To do - Each record below should be written out again exactly.

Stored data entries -
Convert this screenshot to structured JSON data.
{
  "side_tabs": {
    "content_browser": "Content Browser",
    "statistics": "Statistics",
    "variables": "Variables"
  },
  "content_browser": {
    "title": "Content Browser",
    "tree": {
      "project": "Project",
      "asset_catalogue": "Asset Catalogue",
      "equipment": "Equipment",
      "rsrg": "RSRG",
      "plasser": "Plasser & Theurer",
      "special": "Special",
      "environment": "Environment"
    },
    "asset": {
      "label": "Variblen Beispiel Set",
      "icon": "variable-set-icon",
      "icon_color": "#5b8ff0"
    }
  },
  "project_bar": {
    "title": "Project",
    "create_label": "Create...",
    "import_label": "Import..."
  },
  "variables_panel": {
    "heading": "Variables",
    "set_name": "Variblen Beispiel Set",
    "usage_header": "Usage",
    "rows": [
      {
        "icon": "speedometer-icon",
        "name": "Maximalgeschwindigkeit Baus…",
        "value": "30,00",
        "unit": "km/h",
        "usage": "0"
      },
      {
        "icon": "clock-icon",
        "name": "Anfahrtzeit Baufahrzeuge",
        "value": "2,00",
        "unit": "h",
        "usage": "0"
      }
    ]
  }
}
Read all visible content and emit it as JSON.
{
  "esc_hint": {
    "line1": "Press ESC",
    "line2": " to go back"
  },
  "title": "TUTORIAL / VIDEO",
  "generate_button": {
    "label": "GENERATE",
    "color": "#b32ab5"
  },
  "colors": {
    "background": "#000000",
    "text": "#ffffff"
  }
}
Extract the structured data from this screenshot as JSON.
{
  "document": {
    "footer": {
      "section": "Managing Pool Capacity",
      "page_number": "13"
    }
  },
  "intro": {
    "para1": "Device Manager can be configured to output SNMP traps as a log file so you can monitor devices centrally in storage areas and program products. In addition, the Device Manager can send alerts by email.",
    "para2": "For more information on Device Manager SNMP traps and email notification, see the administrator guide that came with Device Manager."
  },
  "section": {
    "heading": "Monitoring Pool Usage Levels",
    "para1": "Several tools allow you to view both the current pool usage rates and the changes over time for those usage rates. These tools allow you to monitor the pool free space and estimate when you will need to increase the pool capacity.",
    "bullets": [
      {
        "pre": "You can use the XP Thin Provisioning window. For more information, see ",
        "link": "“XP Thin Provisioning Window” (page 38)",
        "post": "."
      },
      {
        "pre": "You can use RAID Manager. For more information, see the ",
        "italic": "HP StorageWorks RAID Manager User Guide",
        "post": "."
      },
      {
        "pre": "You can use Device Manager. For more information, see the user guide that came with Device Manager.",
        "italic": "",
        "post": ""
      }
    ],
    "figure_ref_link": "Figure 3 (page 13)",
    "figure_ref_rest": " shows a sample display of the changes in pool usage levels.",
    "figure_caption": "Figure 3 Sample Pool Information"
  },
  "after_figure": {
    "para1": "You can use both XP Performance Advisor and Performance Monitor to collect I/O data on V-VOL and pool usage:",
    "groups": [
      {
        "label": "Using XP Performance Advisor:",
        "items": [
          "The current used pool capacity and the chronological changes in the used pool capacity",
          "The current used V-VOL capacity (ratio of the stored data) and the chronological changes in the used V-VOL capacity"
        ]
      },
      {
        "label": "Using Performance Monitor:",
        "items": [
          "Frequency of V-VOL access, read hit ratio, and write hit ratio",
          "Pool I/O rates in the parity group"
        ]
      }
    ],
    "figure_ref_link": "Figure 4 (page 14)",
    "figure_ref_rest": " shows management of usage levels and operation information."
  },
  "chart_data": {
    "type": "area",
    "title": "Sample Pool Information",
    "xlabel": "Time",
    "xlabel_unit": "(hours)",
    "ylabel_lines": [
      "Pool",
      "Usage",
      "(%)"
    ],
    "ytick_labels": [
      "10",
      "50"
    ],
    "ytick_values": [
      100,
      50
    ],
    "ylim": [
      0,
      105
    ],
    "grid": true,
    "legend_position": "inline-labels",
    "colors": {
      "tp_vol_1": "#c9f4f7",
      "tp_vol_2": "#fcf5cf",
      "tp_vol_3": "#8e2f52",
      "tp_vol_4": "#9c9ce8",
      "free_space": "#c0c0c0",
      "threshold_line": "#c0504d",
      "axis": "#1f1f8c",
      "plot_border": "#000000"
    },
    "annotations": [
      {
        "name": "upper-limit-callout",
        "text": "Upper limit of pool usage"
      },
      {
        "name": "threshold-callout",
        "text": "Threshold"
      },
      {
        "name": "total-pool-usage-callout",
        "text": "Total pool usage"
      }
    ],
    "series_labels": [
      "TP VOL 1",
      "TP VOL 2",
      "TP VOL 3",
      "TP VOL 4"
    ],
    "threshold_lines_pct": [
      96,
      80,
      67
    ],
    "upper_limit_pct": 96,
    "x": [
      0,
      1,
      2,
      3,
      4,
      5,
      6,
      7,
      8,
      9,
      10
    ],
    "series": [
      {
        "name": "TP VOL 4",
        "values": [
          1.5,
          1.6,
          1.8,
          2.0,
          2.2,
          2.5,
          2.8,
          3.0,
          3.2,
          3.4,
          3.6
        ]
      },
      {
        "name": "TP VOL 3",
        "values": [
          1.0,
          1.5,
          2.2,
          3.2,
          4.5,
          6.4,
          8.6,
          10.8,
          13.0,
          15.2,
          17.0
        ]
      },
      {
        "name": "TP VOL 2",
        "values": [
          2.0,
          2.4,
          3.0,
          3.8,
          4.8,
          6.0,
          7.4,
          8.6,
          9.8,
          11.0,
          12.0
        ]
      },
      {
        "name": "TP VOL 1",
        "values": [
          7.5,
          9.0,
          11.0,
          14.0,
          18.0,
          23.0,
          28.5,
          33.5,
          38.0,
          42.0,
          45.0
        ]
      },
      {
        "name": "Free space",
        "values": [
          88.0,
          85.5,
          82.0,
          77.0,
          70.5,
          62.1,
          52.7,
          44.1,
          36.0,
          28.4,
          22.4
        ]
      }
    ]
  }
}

Response to this task -
Convert this screenshot to structured JSON data.
{
  "side_tabs": {
    "content_browser": "Content Browser",
    "statistics": "Statistics",
    "variables": "Variables"
  },
  "content_browser": {
    "title": "Content Browser",
    "tree": {
      "project": "Project",
      "asset_catalogue": "Asset Catalogue",
      "equipment": "Equipment",
      "rsrg": "RSRG",
      "plasser": "Plasser & Theurer",
      "special": "Special",
      "environment": "Environment"
    },
    "asset": {
      "label": "Variblen Beispiel Set",
      "icon": "variable-set-icon",
      "icon_color": "#5b8ff0"
    }
  },
  "project_bar": {
    "title": "Project",
    "create_label": "Create...",
    "import_label": "Import..."
  },
  "variables_panel": {
    "heading": "Variables",
    "set_name": "Variblen Beispiel Set",
    "usage_header": "Usage",
    "rows": [
      {
        "icon": "speedometer-icon",
        "name": "Maximalgeschwindigkeit Baus…",
        "value": "30,00",
        "unit": "km/h",
        "usage": "0"
      },
      {
        "icon": "clock-icon",
        "name": "Anfahrtzeit Baufahrzeuge",
        "value": "2,00",
        "unit": "h",
        "usage": "0"
      }
    ]
  }
}
Read all visible content and emit it as JSON.
{
  "esc_hint": {
    "line1": "Press ESC",
    "line2": " to go back"
  },
  "title": "TUTORIAL / VIDEO",
  "generate_button": {
    "label": "GENERATE",
    "color": "#b32ab5"
  },
  "colors": {
    "background": "#000000",
    "text": "#ffffff"
  }
}
Extract the structured data from this screenshot as JSON.
{
  "document": {
    "footer": {
      "section": "Managing Pool Capacity",
      "page_number": "13"
    }
  },
  "intro": {
    "para1": "Device Manager can be configured to output SNMP traps as a log file so you can monitor devices centrally in storage areas and program products. In addition, the Device Manager can send alerts by email.",
    "para2": "For more information on Device Manager SNMP traps and email notification, see the administrator guide that came with Device Manager."
  },
  "section": {
    "heading": "Monitoring Pool Usage Levels",
    "para1": "Several tools allow you to view both the current pool usage rates and the changes over time for those usage rates. These tools allow you to monitor the pool free space and estimate when you will need to increase the pool capacity.",
    "bullets": [
      {
        "pre": "You can use the XP Thin Provisioning window. For more information, see ",
        "link": "“XP Thin Provisioning Window” (page 38)",
        "post": "."
      },
      {
        "pre": "You can use RAID Manager. For more information, see the ",
        "italic": "HP StorageWorks RAID Manager User Guide",
        "post": "."
      },
      {
        "pre": "You can use Device Manager. For more information, see the user guide that came with Device Manager.",
        "italic": "",
        "post": ""
      }
    ],
    "figure_ref_link": "Figure 3 (page 13)",
    "figure_ref_rest": " shows a sample display of the changes in pool usage levels.",
    "figure_caption": "Figure 3 Sample Pool Information"
  },
  "after_figure": {
    "para1": "You can use both XP Performance Advisor and Performance Monitor to collect I/O data on V-VOL and pool usage:",
    "groups": [
      {
        "label": "Using XP Performance Advisor:",
        "items": [
          "The current used pool capacity and the chronological changes in the used pool capacity",
          "The current used V-VOL capacity (ratio of the stored data) and the chronological changes in the used V-VOL capacity"
        ]
      },
      {
        "label": "Using Performance Monitor:",
        "items": [
          "Frequency of V-VOL access, read hit ratio, and write hit ratio",
          "Pool I/O rates in the parity group"
        ]
      }
    ],
    "figure_ref_link": "Figure 4 (page 14)",
    "figure_ref_rest": " shows management of usage levels and operation information."
  },
  "chart_data": {
    "type": "area",
    "title": "Sample Pool Information",
    "xlabel": "Time",
    "xlabel_unit": "(hours)",
    "ylabel_lines": [
      "Pool",
      "Usage",
      "(%)"
    ],
    "ytick_labels": [
      "10",
      "50"
    ],
    "ytick_values": [
      100,
      50
    ],
    "ylim": [
      0,
      105
    ],
    "grid": true,
    "legend_position": "inline-labels",
    "colors": {
      "tp_vol_1": "#c9f4f7",
      "tp_vol_2": "#fcf5cf",
      "tp_vol_3": "#8e2f52",
      "tp_vol_4": "#9c9ce8",
      "free_space": "#c0c0c0",
      "threshold_line": "#c0504d",
      "axis": "#1f1f8c",
      "plot_border": "#000000"
    },
    "annotations": [
      {
        "name": "upper-limit-callout",
        "text": "Upper limit of pool usage"
      },
      {
        "name": "threshold-callout",
        "text": "Threshold"
      },
      {
        "name": "total-pool-usage-callout",
        "text": "Total pool usage"
      }
    ],
    "series_labels": [
      "TP VOL 1",
      "TP VOL 2",
      "TP VOL 3",
      "TP VOL 4"
    ],
    "threshold_lines_pct": [
      96,
      80,
      67
    ],
    "upper_limit_pct": 96,
    "x": [
      0,
      1,
      2,
      3,
      4,
      5,
      6,
      7,
      8,
      9,
      10
    ],
    "series": [
      {
        "name": "TP VOL 4",
        "values": [
          1.5,
          1.6,
          1.8,
          2.0,
          2.2,
          2.5,
          2.8,
          3.0,
          3.2,
          3.4,
          3.6
        ]
      },
      {
        "name": "TP VOL 3",
        "values": [
          1.0,
          1.5,
          2.2,
          3.2,
          4.5,
          6.4,
          8.6,
          10.8,
          13.0,
          15.2,
          17.0
        ]
      },
      {
        "name": "TP VOL 2",
        "values": [
          2.0,
          2.4,
          3.0,
          3.8,
          4.8,
          6.0,
          7.4,
          8.6,
          9.8,
          11.0,
          12.0
        ]
      },
      {
        "name": "TP VOL 1",
        "values": [
          7.5,
          9.0,
          11.0,
          14.0,
          18.0,
          23.0,
          28.5,
          33.5,
          38.0,
          42.0,
          45.0
        ]
      },
      {
        "name": "Free space",
        "values": [
          88.0,
          85.5,
          82.0,
          77.0,
          70.5,
          62.1,
          52.7,
          44.1,
          36.0,
          28.4,
          22.4
        ]
      }
    ]
  }
}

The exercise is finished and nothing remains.